Around eleven p.m., Jones, having temporarily gone back to her room, sent an email to Peter Arroyo, one of the first people she’d met upon her arrival. She knew Arroyo from Houston, and he had been helping her get settled in Iraq. She complained to him, “I don’t know dude. This place is kinda messed up. Allready I have enemies and its day3.”
At the gathering, Jones had several drinks, but none of the people with them noticed that either Jones or Bortz was particularly intoxicated. The pair was seen by several people leaving the gathering together around midnight heading for Jones’s barracks. What happened next is a matter of dispute.
Jones has told different versions of her story from that night. Initially, she told an Army doctor who examined her, and a woman from KBR’s human relations department, that she was in her room when a bunch of firefighters knocked on the door, came in, and offered her a drink. After taking a few sips, she said, she blacked out and then woke up the next morning bruised and bleeding. Later, on other occasions and in her public appearances, she described going to a party with her coworkers, having two sips of a drink, and remembering nothing else until she woke up the next morning bleeding and bruised with a naked man in her bunk.
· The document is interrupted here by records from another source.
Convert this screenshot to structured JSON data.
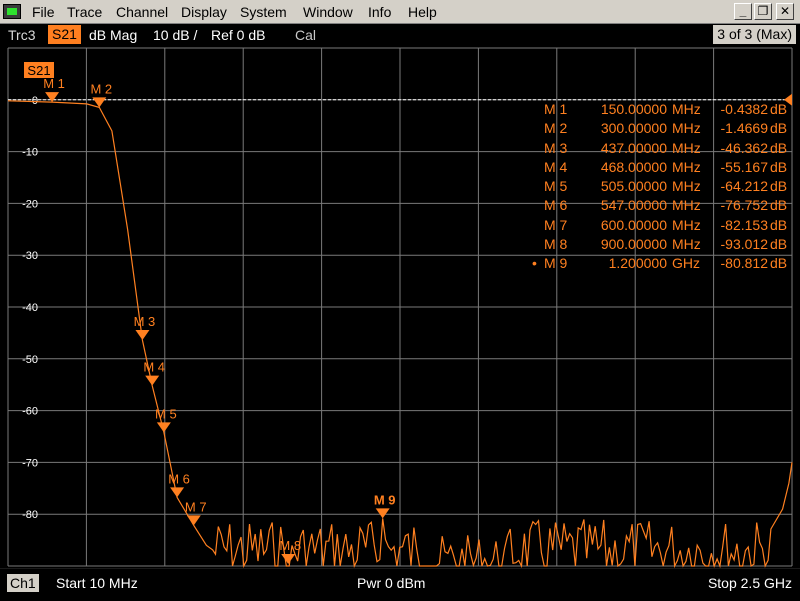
{
  "menu": [
    "File",
    "Trace",
    "Channel",
    "Display",
    "System",
    "Window",
    "Info",
    "Help"
  ],
  "window_buttons": {
    "minimize": "_",
    "restore": "❐",
    "close": "✕"
  },
  "trace_header": {
    "name": "Trc3",
    "param": "S21",
    "format": "dB Mag",
    "scale": "10 dB /",
    "ref": "Ref 0 dB",
    "cal": "Cal",
    "count": "3 of 3 (Max)"
  },
  "plot": {
    "trace_label": "S21",
    "y_ticks": [
      "0",
      "-10",
      "-20",
      "-30",
      "-40",
      "-50",
      "-60",
      "-70",
      "-80"
    ],
    "y_range_db": [
      -90,
      10
    ],
    "x_range_mhz": [
      10,
      2500
    ],
    "trace_color": "#ff8020",
    "grid_color": "#7a7a7a"
  },
  "markers": [
    {
      "name": "M 1",
      "freq": "150.00000",
      "unit": "MHz",
      "value": "-0.4382",
      "db_unit": "dB",
      "active": ""
    },
    {
      "name": "M 2",
      "freq": "300.00000",
      "unit": "MHz",
      "value": "-1.4669",
      "db_unit": "dB",
      "active": ""
    },
    {
      "name": "M 3",
      "freq": "437.00000",
      "unit": "MHz",
      "value": "-46.362",
      "db_unit": "dB",
      "active": ""
    },
    {
      "name": "M 4",
      "freq": "468.00000",
      "unit": "MHz",
      "value": "-55.167",
      "db_unit": "dB",
      "active": ""
    },
    {
      "name": "M 5",
      "freq": "505.00000",
      "unit": "MHz",
      "value": "-64.212",
      "db_unit": "dB",
      "active": ""
    },
    {
      "name": "M 6",
      "freq": "547.00000",
      "unit": "MHz",
      "value": "-76.752",
      "db_unit": "dB",
      "active": ""
    },
    {
      "name": "M 7",
      "freq": "600.00000",
      "unit": "MHz",
      "value": "-82.153",
      "db_unit": "dB",
      "active": ""
    },
    {
      "name": "M 8",
      "freq": "900.00000",
      "unit": "MHz",
      "value": "-93.012",
      "db_unit": "dB",
      "active": ""
    },
    {
      "name": "M 9",
      "freq": "1.200000",
      "unit": "GHz",
      "value": "-80.812",
      "db_unit": "dB",
      "active": "•"
    }
  ],
  "marker_plot": [
    {
      "label": "M 1",
      "freq_mhz": 150,
      "db": -0.4382,
      "bold": false
    },
    {
      "label": "M 2",
      "freq_mhz": 300,
      "db": -1.4669,
      "bold": false
    },
    {
      "label": "M 3",
      "freq_mhz": 437,
      "db": -46.362,
      "bold": false
    },
    {
      "label": "M 4",
      "freq_mhz": 468,
      "db": -55.167,
      "bold": false
    },
    {
      "label": "M 5",
      "freq_mhz": 505,
      "db": -64.212,
      "bold": false
    },
    {
      "label": "M 6",
      "freq_mhz": 547,
      "db": -76.752,
      "bold": false
    },
    {
      "label": "M 7",
      "freq_mhz": 600,
      "db": -82.153,
      "bold": false
    },
    {
      "label": "M 8",
      "freq_mhz": 900,
      "db": -93.012,
      "bold": false
    },
    {
      "label": "M 9",
      "freq_mhz": 1200,
      "db": -80.812,
      "bold": true
    }
  ],
  "status": {
    "channel": "Ch1",
    "start": "Start  10 MHz",
    "power": "Pwr  0 dBm",
    "stop": "Stop  2.5 GHz"
  }
}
Bortz has a different story. After the party, he says he and Jones had vigorous consensual sex and then went to sleep in her barracks. He woke up early and went down the hall to the men’s bathroom. When he returned, one of Jones’s coworkers, Anthony Adams, was knocking on her door, ready to take her to work. Bortz said he and Adams exchanged knowing looks, and that he told Adams that Jones was in the bathroom and not ready to go. When she came back, Bortz said she looked at him and asked, “Did we have sex last night?” Bortz replied, “Are you serious?” Jones said she was joking, but Bortz said he told her, “That’s not funny, you know. We don’t joke about that.” She also asked him if they’d used a condom. He said no. Then he said he held a mirror for her while she put on makeup, walked her to the bus stop, and kissed her good-bye.
According to court testimony and depositions, Jones called Arroyo from the bus stop and asked him for a ride to work. He later said that, after she got into his Suburban, Jones told him about her budding relationship with Bortz, who she said was planning on breaking up with his girlfriend.
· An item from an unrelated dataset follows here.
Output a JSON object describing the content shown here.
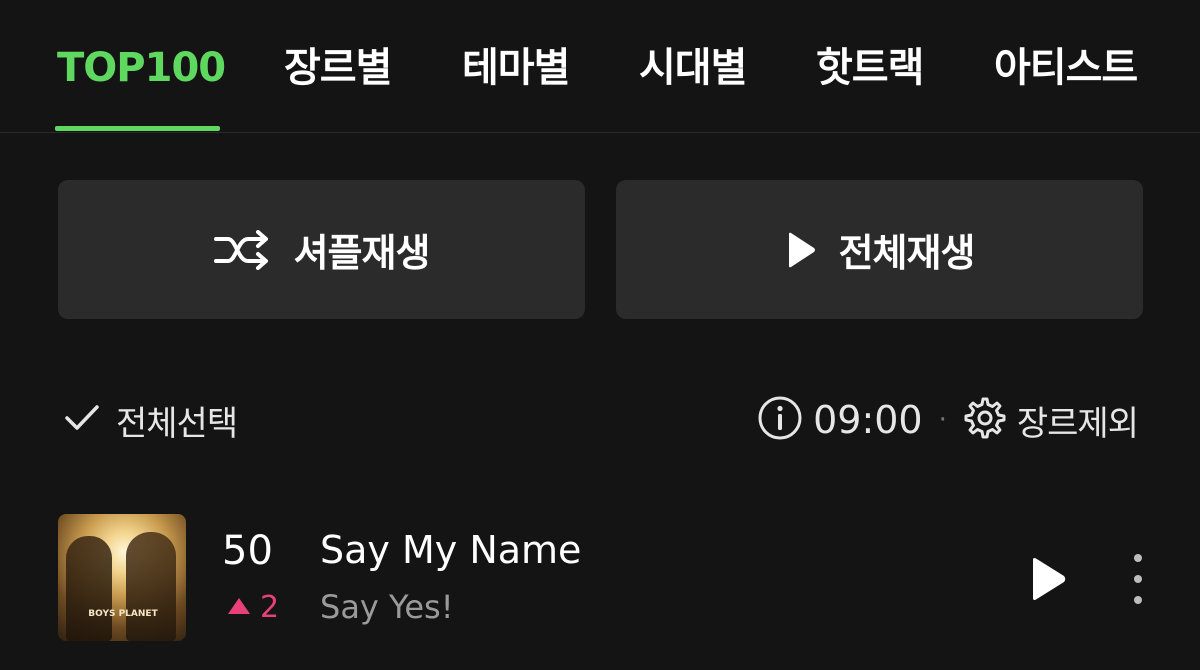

At work that morning, over the course of about two hours, Jones had a series of email exchanges with Arroyo. She thanked him for giving her a ride. He responded, “Not a problem. Just promise you won’t get caught up in camp gossip,” to which she replied, “Oh im sure I already am.” She told him, “The girls hate me here.”
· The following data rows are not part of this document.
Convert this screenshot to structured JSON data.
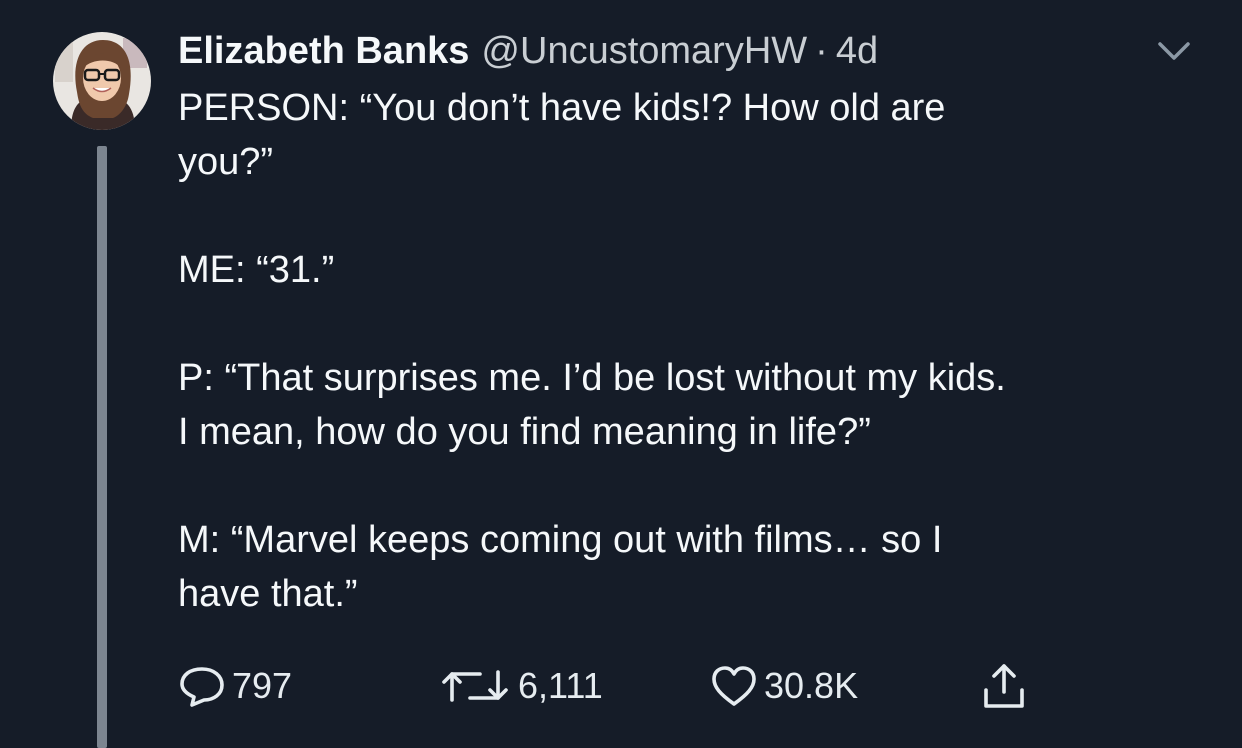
{
  "tweet": {
    "author_name": "Elizabeth Banks",
    "handle": "@UncustomaryHW",
    "separator": "·",
    "time": "4d",
    "lines": [
      "PERSON: “You don’t have kids!? How old are\nyou?”",
      "ME: “31.”",
      "P: “That surprises me. I’d be lost without my kids.\nI mean, how do you find meaning in life?”",
      "M: “Marvel keeps coming out with films… so I\nhave that.”"
    ],
    "stats": {
      "replies": "797",
      "retweets": "6,111",
      "likes": "30.8K"
    }
  },
  "icons": {
    "menu": "chevron-down-icon",
    "reply": "reply-icon",
    "retweet": "retweet-icon",
    "like": "heart-icon",
    "share": "share-icon"
  },
  "colors": {
    "background": "#151c28",
    "text": "#f5f8fa",
    "secondary_text": "#c9ced3",
    "thread_line": "#7c8590"
  }
}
About two hours later, she wrote Arroyo back, “Dude I am so like sad today-I miss my family!” Arroyo counseled her to be patient. Not long after, Jones told him she wanted to talk. “I don’t know it really sucks what happened- I don’t want you to like get pulled in or anything maybe be just a listening ear or something,” she said. Arroyo said he would come over. Meanwhile, word of Jones’s encounter with Bortz had spread through the small Camp Hope community, mostly because Bortz had told his roommates and Tumbarella about it.
Anthony Adams told State Department investigators that when Jones got to work that morning, she “looked normal, in fact, she went to her desk and was laughing and joking with her new coworkers and seemed to be fitting in just fine. That was until her cell phone started to ring.” Adams said after the phone calls, Jones stood up, announced that she didn’t feel well, and said she had to go.
Feed the Political AnimalDonate
Washington Monthly depends on donations from readers like you.